(Data records for software interfaces)
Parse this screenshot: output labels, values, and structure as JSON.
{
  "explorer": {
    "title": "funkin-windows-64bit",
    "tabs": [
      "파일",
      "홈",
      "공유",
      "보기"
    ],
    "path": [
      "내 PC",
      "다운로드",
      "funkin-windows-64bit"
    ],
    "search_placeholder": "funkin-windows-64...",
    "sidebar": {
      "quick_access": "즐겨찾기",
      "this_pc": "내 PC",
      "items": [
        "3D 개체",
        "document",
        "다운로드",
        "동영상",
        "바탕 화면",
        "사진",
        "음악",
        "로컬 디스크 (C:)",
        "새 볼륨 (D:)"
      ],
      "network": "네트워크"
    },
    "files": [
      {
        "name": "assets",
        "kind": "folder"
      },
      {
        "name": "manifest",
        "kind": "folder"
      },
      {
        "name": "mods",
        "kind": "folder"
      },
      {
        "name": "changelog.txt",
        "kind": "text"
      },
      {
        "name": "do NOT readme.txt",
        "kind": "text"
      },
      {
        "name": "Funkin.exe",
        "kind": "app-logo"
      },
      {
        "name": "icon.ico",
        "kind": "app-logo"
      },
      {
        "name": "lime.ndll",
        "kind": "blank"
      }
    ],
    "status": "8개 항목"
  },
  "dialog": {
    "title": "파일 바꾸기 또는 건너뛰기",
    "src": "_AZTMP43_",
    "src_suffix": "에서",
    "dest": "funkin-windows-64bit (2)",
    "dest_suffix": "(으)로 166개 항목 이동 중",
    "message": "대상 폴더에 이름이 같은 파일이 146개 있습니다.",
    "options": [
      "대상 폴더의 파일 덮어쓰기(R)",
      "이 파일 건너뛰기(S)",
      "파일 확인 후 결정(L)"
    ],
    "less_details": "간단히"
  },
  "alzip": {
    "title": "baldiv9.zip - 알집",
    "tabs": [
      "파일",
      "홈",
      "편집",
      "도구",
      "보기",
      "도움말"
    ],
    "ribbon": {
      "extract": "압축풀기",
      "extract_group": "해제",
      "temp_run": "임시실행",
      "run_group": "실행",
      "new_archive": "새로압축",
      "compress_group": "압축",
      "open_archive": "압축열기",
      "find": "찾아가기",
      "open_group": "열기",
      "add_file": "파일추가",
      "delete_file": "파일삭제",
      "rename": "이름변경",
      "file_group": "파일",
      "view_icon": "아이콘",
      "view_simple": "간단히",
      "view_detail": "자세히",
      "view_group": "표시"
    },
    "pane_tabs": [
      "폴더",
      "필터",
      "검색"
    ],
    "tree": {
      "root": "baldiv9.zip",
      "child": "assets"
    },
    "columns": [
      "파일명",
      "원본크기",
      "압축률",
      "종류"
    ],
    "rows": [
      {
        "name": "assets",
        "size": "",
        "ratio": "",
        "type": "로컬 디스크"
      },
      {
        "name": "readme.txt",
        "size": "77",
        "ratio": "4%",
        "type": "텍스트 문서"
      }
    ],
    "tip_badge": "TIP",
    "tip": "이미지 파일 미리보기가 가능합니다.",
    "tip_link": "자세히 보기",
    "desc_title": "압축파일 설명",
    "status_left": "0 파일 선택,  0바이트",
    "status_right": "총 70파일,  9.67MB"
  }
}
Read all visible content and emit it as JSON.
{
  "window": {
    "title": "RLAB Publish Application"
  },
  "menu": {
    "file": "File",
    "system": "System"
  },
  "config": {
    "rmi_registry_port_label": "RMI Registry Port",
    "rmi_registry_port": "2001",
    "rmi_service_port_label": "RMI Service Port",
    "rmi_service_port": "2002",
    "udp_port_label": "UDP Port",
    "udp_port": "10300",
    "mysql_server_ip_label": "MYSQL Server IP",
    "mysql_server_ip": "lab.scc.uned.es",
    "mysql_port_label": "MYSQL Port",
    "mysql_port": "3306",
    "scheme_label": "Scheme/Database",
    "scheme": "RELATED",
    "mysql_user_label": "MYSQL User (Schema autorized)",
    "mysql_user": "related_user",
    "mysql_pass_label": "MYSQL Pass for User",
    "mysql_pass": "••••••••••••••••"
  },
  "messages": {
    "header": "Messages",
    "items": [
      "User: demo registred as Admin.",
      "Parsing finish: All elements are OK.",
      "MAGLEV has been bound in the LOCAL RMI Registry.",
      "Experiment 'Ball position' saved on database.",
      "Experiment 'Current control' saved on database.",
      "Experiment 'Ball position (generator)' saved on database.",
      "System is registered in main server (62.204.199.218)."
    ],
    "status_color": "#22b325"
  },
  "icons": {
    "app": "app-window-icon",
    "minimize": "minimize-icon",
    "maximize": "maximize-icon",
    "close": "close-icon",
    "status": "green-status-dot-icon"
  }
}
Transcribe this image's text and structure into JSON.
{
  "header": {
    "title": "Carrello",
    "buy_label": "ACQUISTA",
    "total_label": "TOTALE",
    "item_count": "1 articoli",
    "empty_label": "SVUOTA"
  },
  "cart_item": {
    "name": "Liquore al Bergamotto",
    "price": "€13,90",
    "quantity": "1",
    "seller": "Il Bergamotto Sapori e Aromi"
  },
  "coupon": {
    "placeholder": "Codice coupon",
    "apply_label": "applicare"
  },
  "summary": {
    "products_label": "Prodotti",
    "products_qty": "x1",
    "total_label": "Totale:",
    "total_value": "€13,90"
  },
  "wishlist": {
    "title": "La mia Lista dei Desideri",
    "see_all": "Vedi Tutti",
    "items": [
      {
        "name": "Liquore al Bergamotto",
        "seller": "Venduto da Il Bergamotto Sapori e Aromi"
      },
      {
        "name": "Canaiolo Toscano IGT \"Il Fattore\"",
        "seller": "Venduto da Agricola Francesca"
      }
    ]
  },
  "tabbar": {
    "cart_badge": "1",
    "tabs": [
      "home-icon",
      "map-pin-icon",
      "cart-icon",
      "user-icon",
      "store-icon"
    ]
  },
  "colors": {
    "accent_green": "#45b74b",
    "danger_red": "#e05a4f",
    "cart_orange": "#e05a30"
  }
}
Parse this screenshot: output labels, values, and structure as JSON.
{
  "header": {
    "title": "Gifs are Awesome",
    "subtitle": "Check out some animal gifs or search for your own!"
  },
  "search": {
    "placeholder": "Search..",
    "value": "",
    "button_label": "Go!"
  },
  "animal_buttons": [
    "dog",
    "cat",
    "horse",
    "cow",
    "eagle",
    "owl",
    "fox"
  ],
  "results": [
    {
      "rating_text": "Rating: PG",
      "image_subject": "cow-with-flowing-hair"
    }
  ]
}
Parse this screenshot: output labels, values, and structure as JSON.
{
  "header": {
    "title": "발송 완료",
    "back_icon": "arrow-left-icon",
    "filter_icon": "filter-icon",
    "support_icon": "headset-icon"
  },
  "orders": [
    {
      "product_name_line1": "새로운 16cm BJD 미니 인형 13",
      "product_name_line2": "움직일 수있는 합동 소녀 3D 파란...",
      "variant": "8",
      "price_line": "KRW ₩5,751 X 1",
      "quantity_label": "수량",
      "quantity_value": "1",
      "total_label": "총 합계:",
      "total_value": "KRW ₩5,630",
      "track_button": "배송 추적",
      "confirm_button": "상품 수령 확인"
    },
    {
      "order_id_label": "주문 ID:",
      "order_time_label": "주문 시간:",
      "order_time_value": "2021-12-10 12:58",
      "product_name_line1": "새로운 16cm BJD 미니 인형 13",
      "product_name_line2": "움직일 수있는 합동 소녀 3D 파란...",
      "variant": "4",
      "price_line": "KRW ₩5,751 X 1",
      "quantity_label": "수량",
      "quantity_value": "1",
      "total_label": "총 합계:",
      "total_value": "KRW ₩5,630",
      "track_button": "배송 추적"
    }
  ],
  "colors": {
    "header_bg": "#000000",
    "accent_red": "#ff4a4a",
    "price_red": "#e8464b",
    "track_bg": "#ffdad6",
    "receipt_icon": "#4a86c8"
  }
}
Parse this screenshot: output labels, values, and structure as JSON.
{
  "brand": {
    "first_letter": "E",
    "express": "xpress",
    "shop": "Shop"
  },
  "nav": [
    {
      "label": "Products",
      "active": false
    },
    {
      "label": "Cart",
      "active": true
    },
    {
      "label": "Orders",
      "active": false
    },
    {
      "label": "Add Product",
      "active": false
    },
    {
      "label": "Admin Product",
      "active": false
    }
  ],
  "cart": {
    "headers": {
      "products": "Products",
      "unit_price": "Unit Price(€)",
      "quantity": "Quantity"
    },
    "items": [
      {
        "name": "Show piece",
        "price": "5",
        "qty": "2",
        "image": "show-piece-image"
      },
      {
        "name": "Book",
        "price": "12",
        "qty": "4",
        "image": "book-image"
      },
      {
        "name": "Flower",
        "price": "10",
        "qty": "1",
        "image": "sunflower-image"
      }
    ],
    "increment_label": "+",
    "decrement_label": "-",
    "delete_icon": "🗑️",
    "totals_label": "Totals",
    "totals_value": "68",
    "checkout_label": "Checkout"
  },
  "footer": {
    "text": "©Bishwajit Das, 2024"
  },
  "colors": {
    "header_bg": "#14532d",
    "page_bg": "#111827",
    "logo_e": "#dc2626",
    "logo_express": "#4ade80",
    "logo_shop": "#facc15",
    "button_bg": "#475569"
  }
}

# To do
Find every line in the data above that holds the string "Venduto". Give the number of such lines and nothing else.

# Expected output
2